That hard-won victory ought not obscure the lengths to which the GOP went to thwart it. When Evers issued an election-eve order to block in-person voting and extend the timeline for casting and returning absentee ballots, Republicans got their allies on the conservative-dominated state Supreme Court to upend his order, and conservatives on the US Supreme Court intervened to thwart a federal judge’s order to make absentee voting easier.
Tens of thousands of Wisconsinites had to choose between voting and staying safe. For those who are immunocompromised and saw the window for receiving absentee ballots closed by the courts, it was no choice at all; they were disenfranchised. Others took the risk, even as epidemiologists warned the elections could become a public health disaster—especially for the already hard-hit African American community in Milwaukee. “People died fighting for the right to vote, and now people might die if they vote,” Lieutenant Governor Mandela Barnes said on Election Day. “Politicians are silencing the voices of black and brown people or putting us in harm’s way for their own partisan gain.”
This was the ugliest example of voter suppression in a state that has, over the past decade, been a proving ground for the GOP’s win-at-any-cost ethos. Of course, Donald Trump was paying attention. As the president attacked vote-by-mail plans to increase safety and fairness in the November elections, Wikler warned that what happened in Wisconsin won’t stay in Wisconsin.
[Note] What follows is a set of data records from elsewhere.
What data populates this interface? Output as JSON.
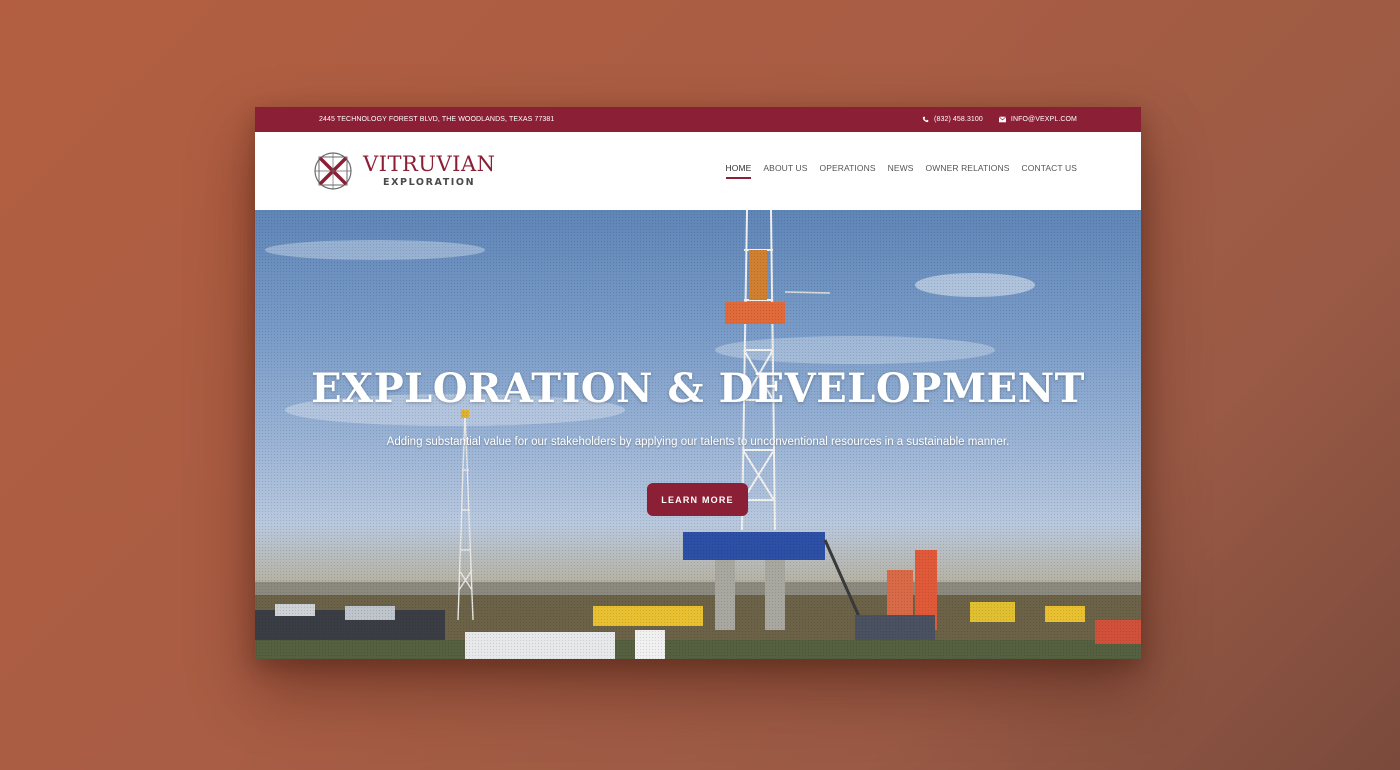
{
  "topbar": {
    "address": "2445 TECHNOLOGY FOREST BLVD, THE WOODLANDS, TEXAS 77381",
    "phone": "(832) 458.3100",
    "email": "INFO@VEXPL.COM"
  },
  "logo": {
    "name": "VITRUVIAN",
    "sub": "EXPLORATION"
  },
  "nav": {
    "items": [
      {
        "label": "HOME",
        "active": true
      },
      {
        "label": "ABOUT US"
      },
      {
        "label": "OPERATIONS"
      },
      {
        "label": "NEWS"
      },
      {
        "label": "OWNER RELATIONS"
      },
      {
        "label": "CONTACT US"
      }
    ]
  },
  "hero": {
    "title": "EXPLORATION & DEVELOPMENT",
    "subtitle": "Adding substantial value for our stakeholders by applying our talents to unconventional resources in a sustainable manner.",
    "button": "LEARN MORE"
  },
  "colors": {
    "brand": "#8b1f36",
    "background": "#b35e40"
  },
  "icons": {
    "phone": "phone-icon",
    "email": "mail-icon",
    "logo": "vitruvian-logo-icon"
  }
}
But the Democrats are not powerless. They need to demand—with hard bargaining that forces the Republicans’ hand—that funding for safe elections is included in federal stimulus packages and in tight state budgets. They need to conduct a massive education campaign to promote early and absentee voting. And they need to channel the anger of Wisconsinites forced to choose between voting and safety into a clear warning that Trump and his allies will stop at nothing in their deadly pursuit of power.